This year the London Society is focusing on the ‘public’ and, in a thought-provoking, informative and lively talk by Alex Ely, Founding Director of Mae Architects, delivered a manifesto for better living. Abigail Lane reports
The need for affordable and sustainable housing has, arguably, never been as pressing as it is now. The population of London continues to spiral upwards in its number and spill outwards in its geographical reach. Rapid urban population growth is a trend mirrored across the country, with a three-million-person population growth in the Oxford Cambridge corridor alone, and so town planners are forced to think of fast, innovative ways to meet this seemingly inexhaustible demand. In the first talk of the year, Ely examined cities, their inhabitants, and alternative ways to make buildings work and, in doing so, shed a fascinating light on the ways to improve city living.
Ely opened the evening with a discussion on the resilience of cities and the diversity of its inhabitants. He explored the use of Georgian townhouses, first from glorious homes to flat conversions and then office spaces. Clearly cities have a vibrant, diverse mix of uses and it is imperative architects respond to the character of the city and create spatial infrastructures that are accessible, durable and sustainable.
But it became clear that an understanding of the city and the use of a building within it is not enough.

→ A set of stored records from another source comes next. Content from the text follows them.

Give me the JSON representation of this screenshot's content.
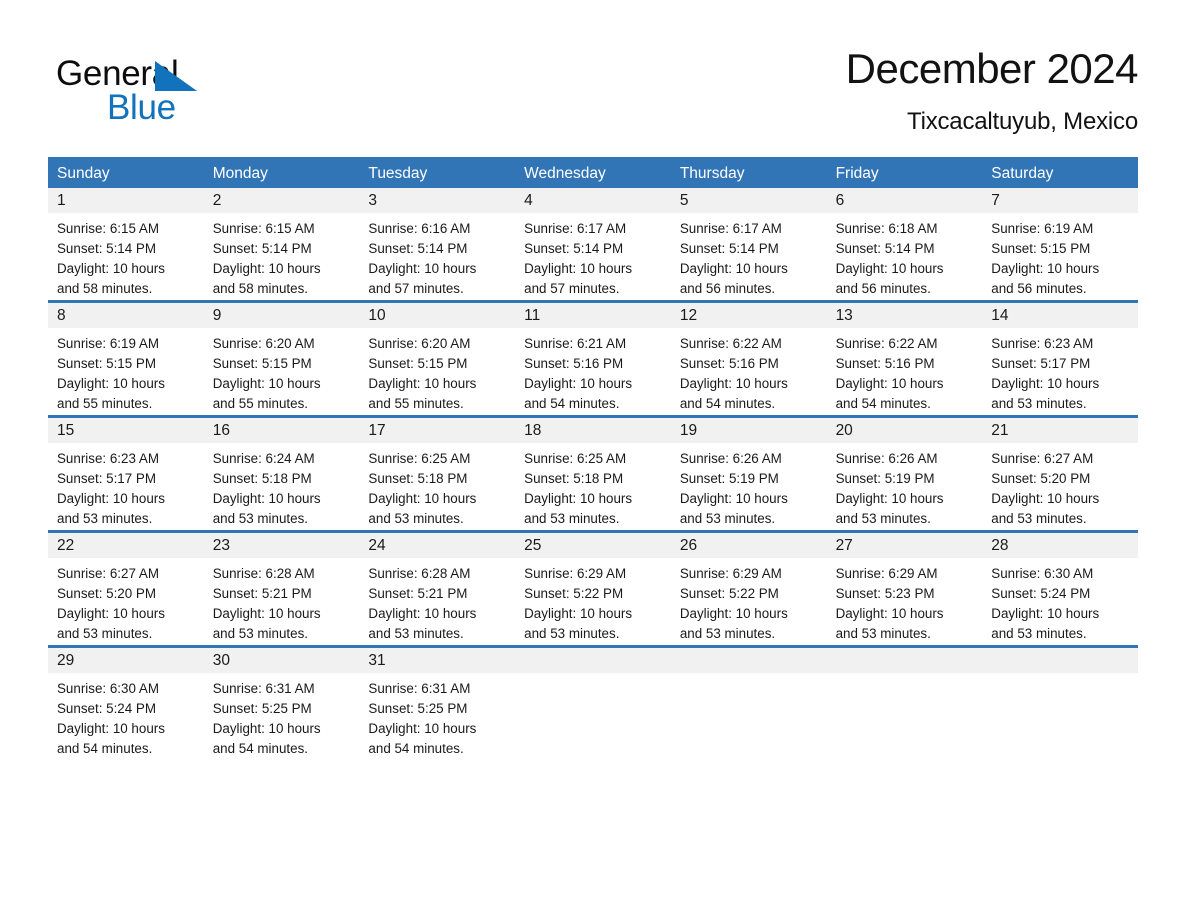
{
  "brand": {
    "name_part1": "General",
    "name_part2": "Blue",
    "triangle_color": "#1272bb",
    "text_color": "#0d0d0d"
  },
  "header": {
    "month_title": "December 2024",
    "location": "Tixcacaltuyub, Mexico"
  },
  "calendar": {
    "header_bg": "#3275b7",
    "header_text_color": "#ffffff",
    "daynum_bg": "#f1f1f1",
    "weekdays": [
      "Sunday",
      "Monday",
      "Tuesday",
      "Wednesday",
      "Thursday",
      "Friday",
      "Saturday"
    ],
    "weeks": [
      [
        {
          "day": "1",
          "sunrise": "Sunrise: 6:15 AM",
          "sunset": "Sunset: 5:14 PM",
          "daylight_line1": "Daylight: 10 hours",
          "daylight_line2": "and 58 minutes."
        },
        {
          "day": "2",
          "sunrise": "Sunrise: 6:15 AM",
          "sunset": "Sunset: 5:14 PM",
          "daylight_line1": "Daylight: 10 hours",
          "daylight_line2": "and 58 minutes."
        },
        {
          "day": "3",
          "sunrise": "Sunrise: 6:16 AM",
          "sunset": "Sunset: 5:14 PM",
          "daylight_line1": "Daylight: 10 hours",
          "daylight_line2": "and 57 minutes."
        },
        {
          "day": "4",
          "sunrise": "Sunrise: 6:17 AM",
          "sunset": "Sunset: 5:14 PM",
          "daylight_line1": "Daylight: 10 hours",
          "daylight_line2": "and 57 minutes."
        },
        {
          "day": "5",
          "sunrise": "Sunrise: 6:17 AM",
          "sunset": "Sunset: 5:14 PM",
          "daylight_line1": "Daylight: 10 hours",
          "daylight_line2": "and 56 minutes."
        },
        {
          "day": "6",
          "sunrise": "Sunrise: 6:18 AM",
          "sunset": "Sunset: 5:14 PM",
          "daylight_line1": "Daylight: 10 hours",
          "daylight_line2": "and 56 minutes."
        },
        {
          "day": "7",
          "sunrise": "Sunrise: 6:19 AM",
          "sunset": "Sunset: 5:15 PM",
          "daylight_line1": "Daylight: 10 hours",
          "daylight_line2": "and 56 minutes."
        }
      ],
      [
        {
          "day": "8",
          "sunrise": "Sunrise: 6:19 AM",
          "sunset": "Sunset: 5:15 PM",
          "daylight_line1": "Daylight: 10 hours",
          "daylight_line2": "and 55 minutes."
        },
        {
          "day": "9",
          "sunrise": "Sunrise: 6:20 AM",
          "sunset": "Sunset: 5:15 PM",
          "daylight_line1": "Daylight: 10 hours",
          "daylight_line2": "and 55 minutes."
        },
        {
          "day": "10",
          "sunrise": "Sunrise: 6:20 AM",
          "sunset": "Sunset: 5:15 PM",
          "daylight_line1": "Daylight: 10 hours",
          "daylight_line2": "and 55 minutes."
        },
        {
          "day": "11",
          "sunrise": "Sunrise: 6:21 AM",
          "sunset": "Sunset: 5:16 PM",
          "daylight_line1": "Daylight: 10 hours",
          "daylight_line2": "and 54 minutes."
        },
        {
          "day": "12",
          "sunrise": "Sunrise: 6:22 AM",
          "sunset": "Sunset: 5:16 PM",
          "daylight_line1": "Daylight: 10 hours",
          "daylight_line2": "and 54 minutes."
        },
        {
          "day": "13",
          "sunrise": "Sunrise: 6:22 AM",
          "sunset": "Sunset: 5:16 PM",
          "daylight_line1": "Daylight: 10 hours",
          "daylight_line2": "and 54 minutes."
        },
        {
          "day": "14",
          "sunrise": "Sunrise: 6:23 AM",
          "sunset": "Sunset: 5:17 PM",
          "daylight_line1": "Daylight: 10 hours",
          "daylight_line2": "and 53 minutes."
        }
      ],
      [
        {
          "day": "15",
          "sunrise": "Sunrise: 6:23 AM",
          "sunset": "Sunset: 5:17 PM",
          "daylight_line1": "Daylight: 10 hours",
          "daylight_line2": "and 53 minutes."
        },
        {
          "day": "16",
          "sunrise": "Sunrise: 6:24 AM",
          "sunset": "Sunset: 5:18 PM",
          "daylight_line1": "Daylight: 10 hours",
          "daylight_line2": "and 53 minutes."
        },
        {
          "day": "17",
          "sunrise": "Sunrise: 6:25 AM",
          "sunset": "Sunset: 5:18 PM",
          "daylight_line1": "Daylight: 10 hours",
          "daylight_line2": "and 53 minutes."
        },
        {
          "day": "18",
          "sunrise": "Sunrise: 6:25 AM",
          "sunset": "Sunset: 5:18 PM",
          "daylight_line1": "Daylight: 10 hours",
          "daylight_line2": "and 53 minutes."
        },
        {
          "day": "19",
          "sunrise": "Sunrise: 6:26 AM",
          "sunset": "Sunset: 5:19 PM",
          "daylight_line1": "Daylight: 10 hours",
          "daylight_line2": "and 53 minutes."
        },
        {
          "day": "20",
          "sunrise": "Sunrise: 6:26 AM",
          "sunset": "Sunset: 5:19 PM",
          "daylight_line1": "Daylight: 10 hours",
          "daylight_line2": "and 53 minutes."
        },
        {
          "day": "21",
          "sunrise": "Sunrise: 6:27 AM",
          "sunset": "Sunset: 5:20 PM",
          "daylight_line1": "Daylight: 10 hours",
          "daylight_line2": "and 53 minutes."
        }
      ],
      [
        {
          "day": "22",
          "sunrise": "Sunrise: 6:27 AM",
          "sunset": "Sunset: 5:20 PM",
          "daylight_line1": "Daylight: 10 hours",
          "daylight_line2": "and 53 minutes."
        },
        {
          "day": "23",
          "sunrise": "Sunrise: 6:28 AM",
          "sunset": "Sunset: 5:21 PM",
          "daylight_line1": "Daylight: 10 hours",
          "daylight_line2": "and 53 minutes."
        },
        {
          "day": "24",
          "sunrise": "Sunrise: 6:28 AM",
          "sunset": "Sunset: 5:21 PM",
          "daylight_line1": "Daylight: 10 hours",
          "daylight_line2": "and 53 minutes."
        },
        {
          "day": "25",
          "sunrise": "Sunrise: 6:29 AM",
          "sunset": "Sunset: 5:22 PM",
          "daylight_line1": "Daylight: 10 hours",
          "daylight_line2": "and 53 minutes."
        },
        {
          "day": "26",
          "sunrise": "Sunrise: 6:29 AM",
          "sunset": "Sunset: 5:22 PM",
          "daylight_line1": "Daylight: 10 hours",
          "daylight_line2": "and 53 minutes."
        },
        {
          "day": "27",
          "sunrise": "Sunrise: 6:29 AM",
          "sunset": "Sunset: 5:23 PM",
          "daylight_line1": "Daylight: 10 hours",
          "daylight_line2": "and 53 minutes."
        },
        {
          "day": "28",
          "sunrise": "Sunrise: 6:30 AM",
          "sunset": "Sunset: 5:24 PM",
          "daylight_line1": "Daylight: 10 hours",
          "daylight_line2": "and 53 minutes."
        }
      ],
      [
        {
          "day": "29",
          "sunrise": "Sunrise: 6:30 AM",
          "sunset": "Sunset: 5:24 PM",
          "daylight_line1": "Daylight: 10 hours",
          "daylight_line2": "and 54 minutes."
        },
        {
          "day": "30",
          "sunrise": "Sunrise: 6:31 AM",
          "sunset": "Sunset: 5:25 PM",
          "daylight_line1": "Daylight: 10 hours",
          "daylight_line2": "and 54 minutes."
        },
        {
          "day": "31",
          "sunrise": "Sunrise: 6:31 AM",
          "sunset": "Sunset: 5:25 PM",
          "daylight_line1": "Daylight: 10 hours",
          "daylight_line2": "and 54 minutes."
        },
        {
          "day": "",
          "sunrise": "",
          "sunset": "",
          "daylight_line1": "",
          "daylight_line2": ""
        },
        {
          "day": "",
          "sunrise": "",
          "sunset": "",
          "daylight_line1": "",
          "daylight_line2": ""
        },
        {
          "day": "",
          "sunrise": "",
          "sunset": "",
          "daylight_line1": "",
          "daylight_line2": ""
        },
        {
          "day": "",
          "sunrise": "",
          "sunset": "",
          "daylight_line1": "",
          "daylight_line2": ""
        }
      ]
    ]
  }
}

With demand far outstripping supply, Ely was very open about the fact that ‘this is where we need to admit we don’t have all the answers,’ and that designing buildings to cater for all people on all budgets whilst still being environmentally friendly, is very much a work in progress.
Decades of under provision combined with unprecedented population growth mean that buildings must work more efficiently than ever before, both in terms of their uses and the resources they use. Architects and planners are increasingly finding innovative ways to safeguard against environmental damage, such as using recycled waste in construction and cyclical timber. It’s not just the construction of the house that is being reconsidered, but the intended inhabitants, too. With the cost of elderly residents falling in their homes touching £1 billion a year, it is cheaper to rebuild homes that are safe for our aging population to live comfortably in, than it is to rehabilitate and treat them in hospitals. The question of how to design more appropriate housing to release the burden of social care throws up many answers, and is one that no one seems to have the perfect answer to.
Ely’s talk offered fresh perspectives on long-established arguments and, in doing so, put forward a convincing manifesto for better living.